The fortress of Cembalo is located atop Kastron mountain in the south-east coast of the Bay of Balaklava, 12 km far from the historical center of the city of Sevastopol. Nowadays, modern Balaklava is a district of the present Sevastopol offering a beautiful site of the Crimean seashore with specific climate and landscapes, as well as interesting historical monuments.
The finds of coins, fragments of ceramic pottery, cult artifacts dating to the ancient and medieval periods, all these supply an evidence that the area of modern Balaklava constantly attracted populations.
After that invasion, the Genoese conducted large-scale fortifications of their Black Sea colonies and started building of a fortress at the mouth of Balalklava bay. It became the westernmost Crimean district of the Genoese republic and home to the Cembalo consulate, which borders stretched along the seashore from the mouth of Chernaya river near the fortress of Kalamita (Inkerman) to cape Sarych on the south coast of the Crimea (near the present town of Foros).

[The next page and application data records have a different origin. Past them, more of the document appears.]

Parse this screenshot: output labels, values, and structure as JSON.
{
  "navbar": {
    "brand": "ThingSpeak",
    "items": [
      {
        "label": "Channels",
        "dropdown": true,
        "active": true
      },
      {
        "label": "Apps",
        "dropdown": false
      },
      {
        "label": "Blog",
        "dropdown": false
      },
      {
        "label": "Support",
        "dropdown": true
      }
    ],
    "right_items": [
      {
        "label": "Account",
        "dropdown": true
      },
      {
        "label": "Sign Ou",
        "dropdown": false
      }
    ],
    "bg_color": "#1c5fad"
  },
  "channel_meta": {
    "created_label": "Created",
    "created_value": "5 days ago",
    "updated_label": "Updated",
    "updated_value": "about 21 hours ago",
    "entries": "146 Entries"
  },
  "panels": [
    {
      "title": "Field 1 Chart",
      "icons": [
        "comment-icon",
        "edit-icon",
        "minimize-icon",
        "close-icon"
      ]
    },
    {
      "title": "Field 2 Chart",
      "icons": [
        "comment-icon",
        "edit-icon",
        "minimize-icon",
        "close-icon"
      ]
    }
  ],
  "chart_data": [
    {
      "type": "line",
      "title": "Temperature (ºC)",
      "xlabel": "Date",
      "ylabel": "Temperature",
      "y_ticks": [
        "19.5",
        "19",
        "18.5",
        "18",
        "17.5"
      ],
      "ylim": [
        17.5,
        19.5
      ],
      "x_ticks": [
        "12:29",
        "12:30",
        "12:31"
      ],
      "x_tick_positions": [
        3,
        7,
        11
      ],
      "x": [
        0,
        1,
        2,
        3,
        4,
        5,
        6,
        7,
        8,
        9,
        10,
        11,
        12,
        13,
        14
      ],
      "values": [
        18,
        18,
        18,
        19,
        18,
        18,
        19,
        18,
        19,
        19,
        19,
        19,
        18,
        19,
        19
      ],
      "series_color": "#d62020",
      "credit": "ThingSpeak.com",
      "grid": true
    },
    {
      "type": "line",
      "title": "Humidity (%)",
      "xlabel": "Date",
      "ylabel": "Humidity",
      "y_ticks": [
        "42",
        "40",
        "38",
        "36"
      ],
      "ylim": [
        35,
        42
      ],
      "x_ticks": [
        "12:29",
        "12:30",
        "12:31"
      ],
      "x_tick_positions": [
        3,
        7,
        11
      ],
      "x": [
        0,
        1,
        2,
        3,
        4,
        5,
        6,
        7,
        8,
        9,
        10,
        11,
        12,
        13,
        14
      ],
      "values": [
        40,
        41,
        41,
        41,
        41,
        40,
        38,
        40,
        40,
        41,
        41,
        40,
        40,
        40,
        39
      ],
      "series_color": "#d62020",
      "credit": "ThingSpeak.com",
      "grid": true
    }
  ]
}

The cliff's steeps were occupied by the lower city, which was named after St. George and housed most of the fortress' population. This lower city had also strong fortifications, which were reconstructed fundamentally in early 1460s. One may draw the conclusion that the fortress was densely populated according to the sites of building that remain on rocky benches and artificial, specially arranged terraces. Water supply system of the given fortress is of undoubted interest.
The consul's inscriptions about buildings they made still keep the dates when the fortification structures of Cembalo were erected. The earliest inscription dates to 1357. The building of the fortress was completed in 1467.
The population of the fortress included the Genoese, who governed and controlled trade, and local people, such as Greeks and Armenians, Jews and Tatars, who engaged in fishing, wine-making, and various crafts.
In 1472, the fate willed a famous Russian traveler Afanasiy Nikitin to find himself in Balaklava. In his journal, he supplied Tatar (Turkish) variant of the fortress' name, Balikaya (Turkic for "fish cliff"). In the middle of 1475, Cembalo and the other Genoese colonies in the Crimea were conquered by the army of Ottoman Empire. From that time onwards, the name of Balikaya (or Balaklava, as the Europeans pronounce it) became the official designation of the town.
Nowadays, the Genoese fortress of Cembalo forms a branch of the "About Chersonesos". Side by side with the others Genoese colonies in the Crimea, such as Kafa (present-day Feodosiya) or Soldaia (modern Sudak), it is an object of great interest of the historians, archaeologists, and tourists.
© T. Yashaeva